The Hoop Snake is a crypid animal monster reported to live in areas of the United States and Canada. It is a large serpentine creature with deadly venom and a unique method of hunting.
The Hoop Snake has allegedly been sighted for decades, most commonly along the the Minnesota-Wisconsin border in the St. Croix River valley, Wake County in North Carolina, and Kamloops, British Columbia. Stories and descriptions of the Hoop Snake were also included in the stories and legends of Pecos Bill.
According to folklore, the Hoop Snake has the ability to swallow part of its own tail, forming a ring shape. It them has the ability to maneuver into a position where it can begin rolling after its prey, resulting in extreme speed and maneuverability when chasing it down. Once it is close enough to its prey, it will remove its tail from its mouth and quickly straighten, striking the prey with either its fangs or a venomous, barbed spike on the end of the tail.
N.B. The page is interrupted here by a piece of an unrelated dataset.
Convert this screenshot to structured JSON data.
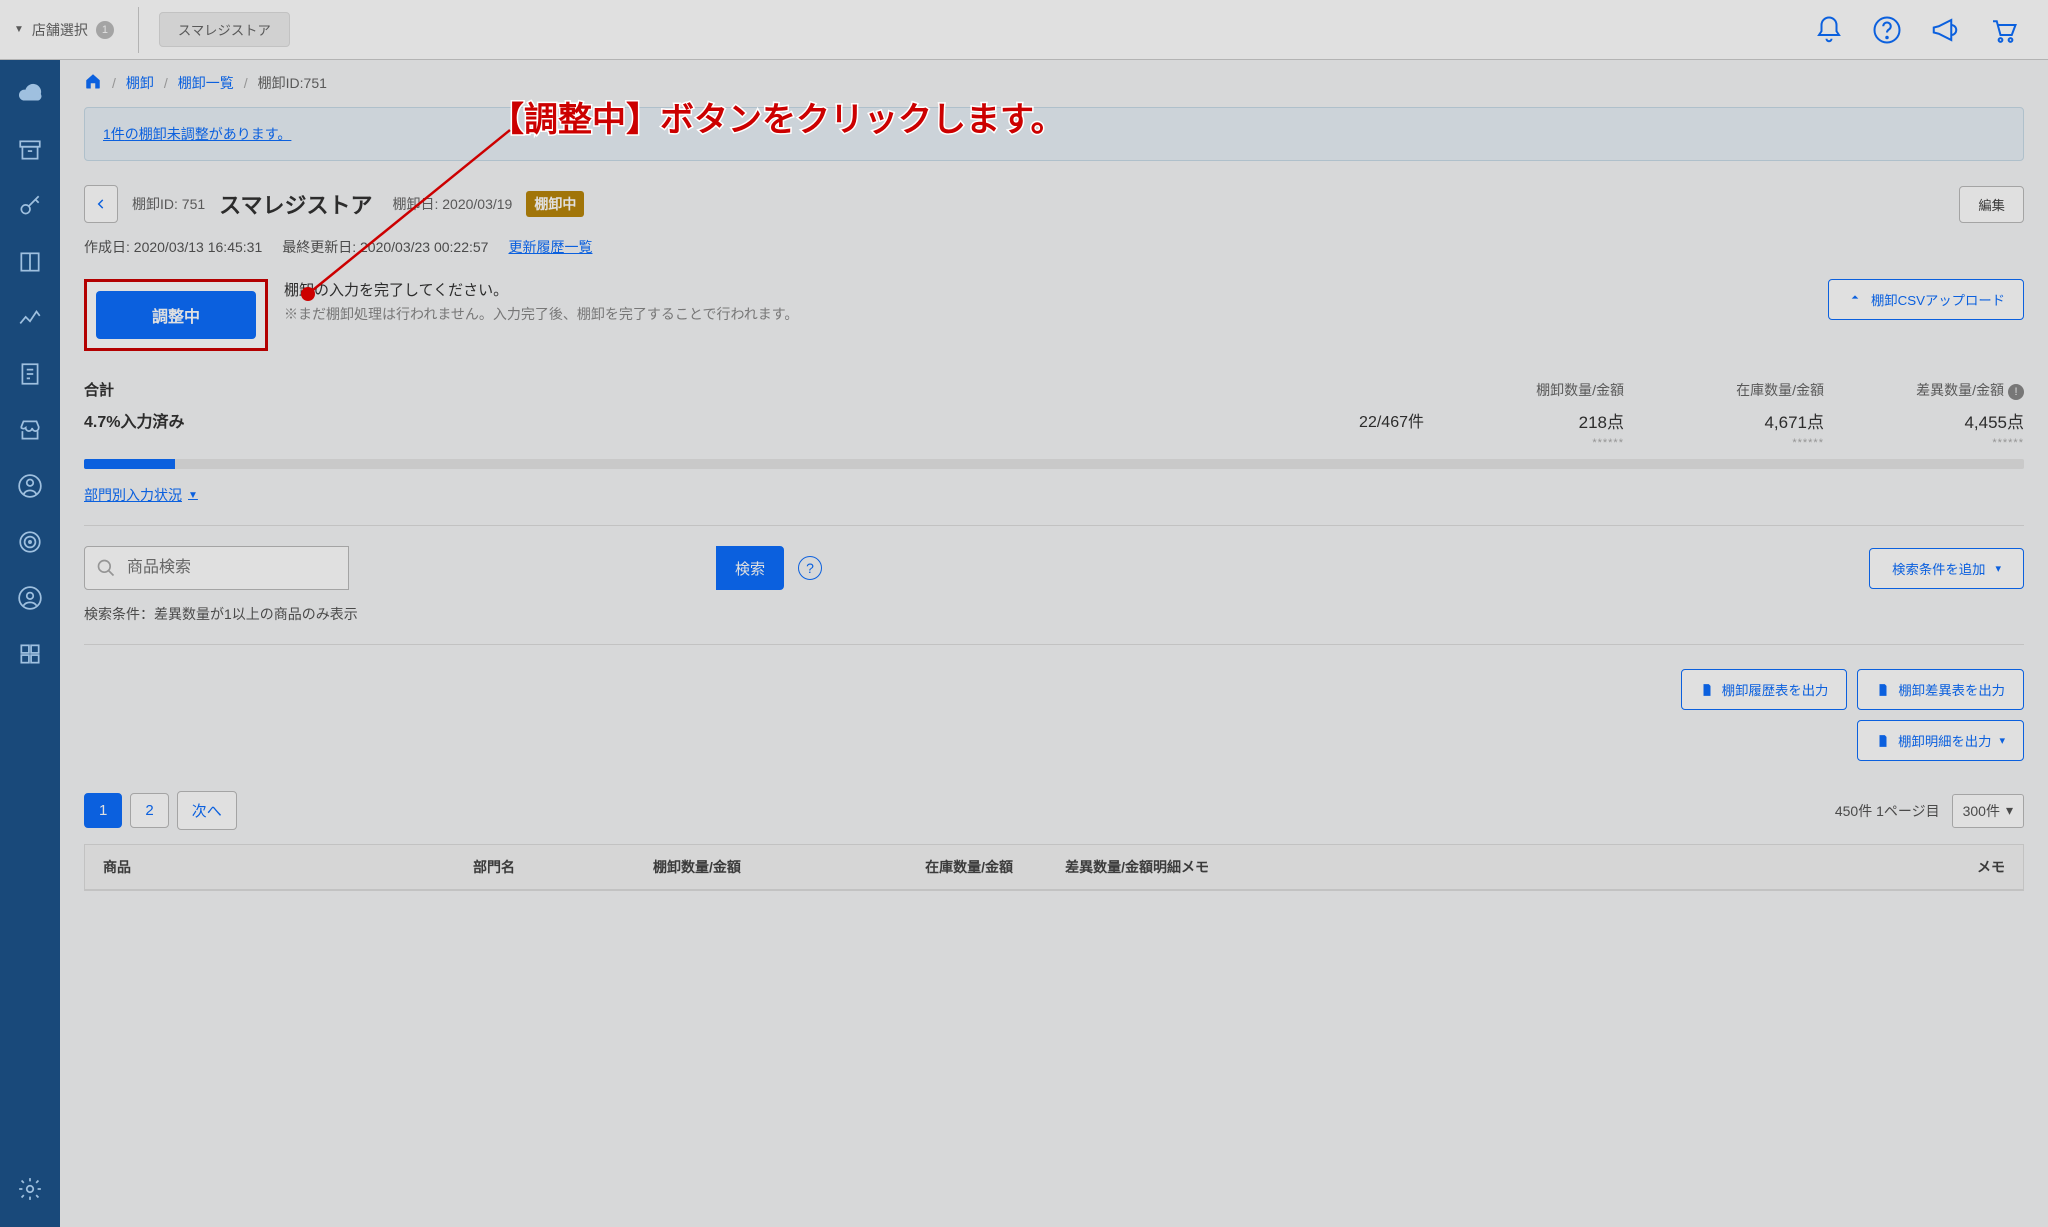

The poison is rumored to work quickly and can kill and begin decaying organisms as large as trees within seconds.
However, the Hoop Snake is not accepted by the scientific community, and common theories are that sightings are misidentified sidewinders or mud snakes, which sometimes bite their own tails in the event that they mistake them for prey.